### Assigned task
Where in the data does the word "title" appear? Find those lines and copy them.
[Start of Attachment]
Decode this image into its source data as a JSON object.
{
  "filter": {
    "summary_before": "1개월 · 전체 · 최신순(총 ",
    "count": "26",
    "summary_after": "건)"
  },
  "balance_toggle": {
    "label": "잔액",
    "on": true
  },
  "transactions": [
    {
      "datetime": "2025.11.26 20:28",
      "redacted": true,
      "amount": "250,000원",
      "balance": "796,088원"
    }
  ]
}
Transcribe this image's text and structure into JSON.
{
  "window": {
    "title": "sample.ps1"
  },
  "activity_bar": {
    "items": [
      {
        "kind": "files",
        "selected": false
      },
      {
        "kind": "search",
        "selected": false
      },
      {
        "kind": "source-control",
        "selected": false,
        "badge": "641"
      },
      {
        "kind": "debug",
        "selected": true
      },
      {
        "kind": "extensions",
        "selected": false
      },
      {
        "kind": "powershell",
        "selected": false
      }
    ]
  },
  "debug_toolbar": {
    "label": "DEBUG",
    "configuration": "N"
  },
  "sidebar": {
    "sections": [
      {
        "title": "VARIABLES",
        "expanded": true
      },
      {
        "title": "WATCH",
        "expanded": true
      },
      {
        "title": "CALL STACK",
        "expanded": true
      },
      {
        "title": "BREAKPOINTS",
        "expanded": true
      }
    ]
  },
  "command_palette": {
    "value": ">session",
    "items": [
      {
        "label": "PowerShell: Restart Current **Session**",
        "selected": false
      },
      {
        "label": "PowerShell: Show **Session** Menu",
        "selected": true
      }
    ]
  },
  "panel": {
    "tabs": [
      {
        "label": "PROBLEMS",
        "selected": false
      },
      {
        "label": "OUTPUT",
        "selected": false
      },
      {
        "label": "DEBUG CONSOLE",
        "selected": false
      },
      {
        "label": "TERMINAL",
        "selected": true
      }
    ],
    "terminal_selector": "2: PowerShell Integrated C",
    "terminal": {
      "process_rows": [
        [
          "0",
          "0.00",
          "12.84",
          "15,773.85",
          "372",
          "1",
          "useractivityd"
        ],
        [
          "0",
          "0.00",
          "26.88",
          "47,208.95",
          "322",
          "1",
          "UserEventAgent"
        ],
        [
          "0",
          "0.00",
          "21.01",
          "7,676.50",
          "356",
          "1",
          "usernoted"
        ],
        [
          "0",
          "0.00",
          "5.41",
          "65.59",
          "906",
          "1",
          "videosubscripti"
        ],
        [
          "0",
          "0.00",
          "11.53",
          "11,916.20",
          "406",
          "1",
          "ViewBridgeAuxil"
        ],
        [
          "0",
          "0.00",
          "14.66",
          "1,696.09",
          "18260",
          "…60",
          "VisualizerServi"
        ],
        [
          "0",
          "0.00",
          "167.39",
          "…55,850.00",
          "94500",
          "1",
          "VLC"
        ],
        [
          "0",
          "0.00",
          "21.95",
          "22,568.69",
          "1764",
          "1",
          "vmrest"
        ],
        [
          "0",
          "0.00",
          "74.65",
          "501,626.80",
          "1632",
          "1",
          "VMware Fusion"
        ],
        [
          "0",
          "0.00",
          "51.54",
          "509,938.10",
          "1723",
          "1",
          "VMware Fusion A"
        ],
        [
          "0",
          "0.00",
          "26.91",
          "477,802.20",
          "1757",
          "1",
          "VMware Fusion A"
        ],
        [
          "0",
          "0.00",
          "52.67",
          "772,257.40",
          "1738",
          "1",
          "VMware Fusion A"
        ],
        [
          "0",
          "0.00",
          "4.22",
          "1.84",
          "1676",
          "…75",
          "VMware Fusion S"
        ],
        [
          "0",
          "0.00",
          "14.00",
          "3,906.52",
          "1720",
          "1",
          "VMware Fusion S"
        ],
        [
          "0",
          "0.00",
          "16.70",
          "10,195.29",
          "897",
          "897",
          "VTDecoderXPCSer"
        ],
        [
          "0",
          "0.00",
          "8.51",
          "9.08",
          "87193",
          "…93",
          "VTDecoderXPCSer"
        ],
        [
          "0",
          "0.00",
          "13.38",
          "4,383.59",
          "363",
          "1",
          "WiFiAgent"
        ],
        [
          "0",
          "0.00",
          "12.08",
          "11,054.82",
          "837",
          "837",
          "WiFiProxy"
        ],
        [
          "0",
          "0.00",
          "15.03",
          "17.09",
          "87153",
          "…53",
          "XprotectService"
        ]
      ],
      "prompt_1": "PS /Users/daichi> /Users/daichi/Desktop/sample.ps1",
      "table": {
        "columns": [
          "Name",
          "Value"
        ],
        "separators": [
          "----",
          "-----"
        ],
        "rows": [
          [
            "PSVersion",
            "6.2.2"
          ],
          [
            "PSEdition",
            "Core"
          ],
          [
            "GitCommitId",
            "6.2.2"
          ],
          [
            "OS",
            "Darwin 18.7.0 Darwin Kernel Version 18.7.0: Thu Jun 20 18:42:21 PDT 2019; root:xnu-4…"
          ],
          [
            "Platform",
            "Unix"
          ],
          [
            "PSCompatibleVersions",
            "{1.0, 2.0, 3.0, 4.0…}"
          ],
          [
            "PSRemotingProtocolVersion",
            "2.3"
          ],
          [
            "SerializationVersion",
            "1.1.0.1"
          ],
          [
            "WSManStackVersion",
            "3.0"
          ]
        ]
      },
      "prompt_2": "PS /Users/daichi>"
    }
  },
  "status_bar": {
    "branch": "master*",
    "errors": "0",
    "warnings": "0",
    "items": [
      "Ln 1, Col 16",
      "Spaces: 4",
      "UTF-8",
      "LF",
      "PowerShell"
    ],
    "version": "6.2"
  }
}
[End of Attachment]
### The answer
    "title": "sample.ps1"
        "title": "VARIABLES",
        "title": "WATCH",
        "title": "CALL STACK",
        "title": "BREAKPOINTS",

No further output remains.